■ What to produce ■
Give back the lines below verbatim, omitting all pictures.

(Interface dataset entries)
-- Opening Marker --

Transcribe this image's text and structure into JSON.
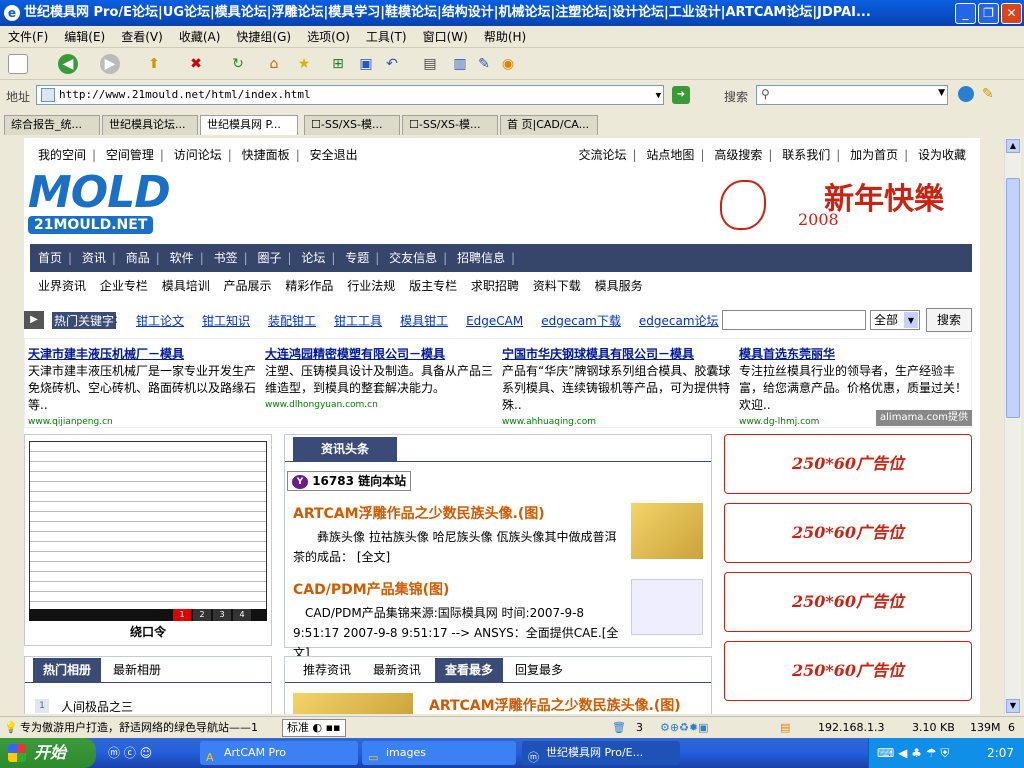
{
  "window": {
    "title": "世纪模具网 Pro/E论坛|UG论坛|模具论坛|浮雕论坛|模具学习|鞋模论坛|结构设计|机械论坛|注塑论坛|设计论坛|工业设计|ARTCAM论坛|JDPAI..."
  },
  "menu": [
    "文件(F)",
    "编辑(E)",
    "查看(V)",
    "收藏(A)",
    "快捷组(G)",
    "选项(O)",
    "工具(T)",
    "窗口(W)",
    "帮助(H)"
  ],
  "address": {
    "label": "地址",
    "url": "http://www.21mould.net/html/index.html",
    "search_label": "搜索"
  },
  "tabs": [
    "综合报告_统...",
    "世纪模具论坛...",
    "世纪模具网 P...",
    "☐-SS/XS-模...",
    "☐-SS/XS-模...",
    "首 页|CAD/CA..."
  ],
  "site": {
    "top_left_links": [
      "我的空间",
      "空间管理",
      "访问论坛",
      "快捷面板",
      "安全退出"
    ],
    "top_right_links": [
      "交流论坛",
      "站点地图",
      "高级搜索",
      "联系我们",
      "加为首页",
      "设为收藏"
    ],
    "logo_main": "MOLD",
    "logo_sub": "21MOULD.NET",
    "banner_text": "新年快樂",
    "banner_year": "2008",
    "nav": [
      "首页",
      "资讯",
      "商品",
      "软件",
      "书签",
      "圈子",
      "论坛",
      "专题",
      "交友信息",
      "招聘信息"
    ],
    "subnav": [
      "业界资讯",
      "企业专栏",
      "模具培训",
      "产品展示",
      "精彩作品",
      "行业法规",
      "版主专栏",
      "求职招聘",
      "资料下载",
      "模具服务"
    ],
    "hot_label": "热门关键字",
    "hot_links": [
      "钳工论文",
      "钳工知识",
      "装配钳工",
      "钳工工具",
      "模具钳工",
      "EdgeCAM",
      "edgecam下载",
      "edgecam论坛"
    ],
    "search_scope": "全部",
    "search_button": "搜索",
    "ads": [
      {
        "title": "天津市建丰液压机械厂－模具",
        "desc": "天津市建丰液压机械厂是一家专业开发生产免烧砖机、空心砖机、路面砖机以及路缘石等..",
        "url": "www.qijianpeng.cn"
      },
      {
        "title": "大连鸿园精密模塑有限公司－模具",
        "desc": "注塑、压铸模具设计及制造。具备从产品三维造型，到模具的整套解决能力。",
        "url": "www.dlhongyuan.com.cn"
      },
      {
        "title": "宁国市华庆钢球模具有限公司－模具",
        "desc": "产品有“华庆”牌钢球系列组合模具、胶囊球系列模具、连续铸锻机等产品，可为提供特殊..",
        "url": "www.ahhuaqing.com"
      },
      {
        "title": "模具首选东莞丽华",
        "desc": "专注拉丝模具行业的领导者，生产经验丰富，给您满意产品。价格优惠，质量过关！欢迎..",
        "url": "www.dg-lhmj.com"
      }
    ],
    "alimama": "alimama.com提供",
    "doc_caption": "绕口令",
    "doc_pages": [
      "1",
      "2",
      "3",
      "4"
    ],
    "news_header": "资讯头条",
    "yahoo_badge": "16783 链向本站",
    "news": [
      {
        "title": "ARTCAM浮雕作品之少数民族头像.(图)",
        "body": "彝族头像 拉祜族头像 哈尼族头像 佤族头像其中做成普洱茶的成品：",
        "more": "[全文]"
      },
      {
        "title": "CAD/PDM产品集锦(图)",
        "body": "CAD/PDM产品集锦来源:国际模具网 时间:2007-9-8 9:51:17 2007-9-8 9:51:17 --> ANSYS：全面提供CAE.",
        "more": "[全文]"
      }
    ],
    "album_tabs": [
      "热门相册",
      "最新相册"
    ],
    "album_first": "人间极品之三",
    "album_num": "1",
    "info_tabs": [
      "推荐资讯",
      "最新资讯",
      "查看最多",
      "回复最多"
    ],
    "info_first": "ARTCAM浮雕作品之少数民族头像.(图)",
    "ad_slots": [
      "250*60广告位",
      "250*60广告位",
      "250*60广告位",
      "250*60广告位"
    ]
  },
  "status": {
    "message": "专为傲游用户打造，舒适网络的绿色导航站——1",
    "ime": "标准",
    "count": "3",
    "ip": "192.168.1.3",
    "size": "3.10 KB",
    "mem": "139M",
    "num": "6"
  },
  "taskbar": {
    "start": "开始",
    "tasks": [
      "ArtCAM Pro",
      "images",
      "世纪模具网 Pro/E..."
    ],
    "clock": "2:07"
  }
}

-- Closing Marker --

■ Solution below ■
Transcribe this image's text and structure into JSON.
{
  "window": {
    "title": "世纪模具网 Pro/E论坛|UG论坛|模具论坛|浮雕论坛|模具学习|鞋模论坛|结构设计|机械论坛|注塑论坛|设计论坛|工业设计|ARTCAM论坛|JDPAI..."
  },
  "menu": [
    "文件(F)",
    "编辑(E)",
    "查看(V)",
    "收藏(A)",
    "快捷组(G)",
    "选项(O)",
    "工具(T)",
    "窗口(W)",
    "帮助(H)"
  ],
  "address": {
    "label": "地址",
    "url": "http://www.21mould.net/html/index.html",
    "search_label": "搜索"
  },
  "tabs": [
    "综合报告_统...",
    "世纪模具论坛...",
    "世纪模具网 P...",
    "☐-SS/XS-模...",
    "☐-SS/XS-模...",
    "首 页|CAD/CA..."
  ],
  "site": {
    "top_left_links": [
      "我的空间",
      "空间管理",
      "访问论坛",
      "快捷面板",
      "安全退出"
    ],
    "top_right_links": [
      "交流论坛",
      "站点地图",
      "高级搜索",
      "联系我们",
      "加为首页",
      "设为收藏"
    ],
    "logo_main": "MOLD",
    "logo_sub": "21MOULD.NET",
    "banner_text": "新年快樂",
    "banner_year": "2008",
    "nav": [
      "首页",
      "资讯",
      "商品",
      "软件",
      "书签",
      "圈子",
      "论坛",
      "专题",
      "交友信息",
      "招聘信息"
    ],
    "subnav": [
      "业界资讯",
      "企业专栏",
      "模具培训",
      "产品展示",
      "精彩作品",
      "行业法规",
      "版主专栏",
      "求职招聘",
      "资料下载",
      "模具服务"
    ],
    "hot_label": "热门关键字",
    "hot_links": [
      "钳工论文",
      "钳工知识",
      "装配钳工",
      "钳工工具",
      "模具钳工",
      "EdgeCAM",
      "edgecam下载",
      "edgecam论坛"
    ],
    "search_scope": "全部",
    "search_button": "搜索",
    "ads": [
      {
        "title": "天津市建丰液压机械厂－模具",
        "desc": "天津市建丰液压机械厂是一家专业开发生产免烧砖机、空心砖机、路面砖机以及路缘石等..",
        "url": "www.qijianpeng.cn"
      },
      {
        "title": "大连鸿园精密模塑有限公司－模具",
        "desc": "注塑、压铸模具设计及制造。具备从产品三维造型，到模具的整套解决能力。",
        "url": "www.dlhongyuan.com.cn"
      },
      {
        "title": "宁国市华庆钢球模具有限公司－模具",
        "desc": "产品有“华庆”牌钢球系列组合模具、胶囊球系列模具、连续铸锻机等产品，可为提供特殊..",
        "url": "www.ahhuaqing.com"
      },
      {
        "title": "模具首选东莞丽华",
        "desc": "专注拉丝模具行业的领导者，生产经验丰富，给您满意产品。价格优惠，质量过关！欢迎..",
        "url": "www.dg-lhmj.com"
      }
    ],
    "alimama": "alimama.com提供",
    "doc_caption": "绕口令",
    "doc_pages": [
      "1",
      "2",
      "3",
      "4"
    ],
    "news_header": "资讯头条",
    "yahoo_badge": "16783 链向本站",
    "news": [
      {
        "title": "ARTCAM浮雕作品之少数民族头像.(图)",
        "body": "彝族头像 拉祜族头像 哈尼族头像 佤族头像其中做成普洱茶的成品：",
        "more": "[全文]"
      },
      {
        "title": "CAD/PDM产品集锦(图)",
        "body": "CAD/PDM产品集锦来源:国际模具网 时间:2007-9-8 9:51:17 2007-9-8 9:51:17 --> ANSYS：全面提供CAE.",
        "more": "[全文]"
      }
    ],
    "album_tabs": [
      "热门相册",
      "最新相册"
    ],
    "album_first": "人间极品之三",
    "album_num": "1",
    "info_tabs": [
      "推荐资讯",
      "最新资讯",
      "查看最多",
      "回复最多"
    ],
    "info_first": "ARTCAM浮雕作品之少数民族头像.(图)",
    "ad_slots": [
      "250*60广告位",
      "250*60广告位",
      "250*60广告位",
      "250*60广告位"
    ]
  },
  "status": {
    "message": "专为傲游用户打造，舒适网络的绿色导航站——1",
    "ime": "标准",
    "count": "3",
    "ip": "192.168.1.3",
    "size": "3.10 KB",
    "mem": "139M",
    "num": "6"
  },
  "taskbar": {
    "start": "开始",
    "tasks": [
      "ArtCAM Pro",
      "images",
      "世纪模具网 Pro/E..."
    ],
    "clock": "2:07"
  }
}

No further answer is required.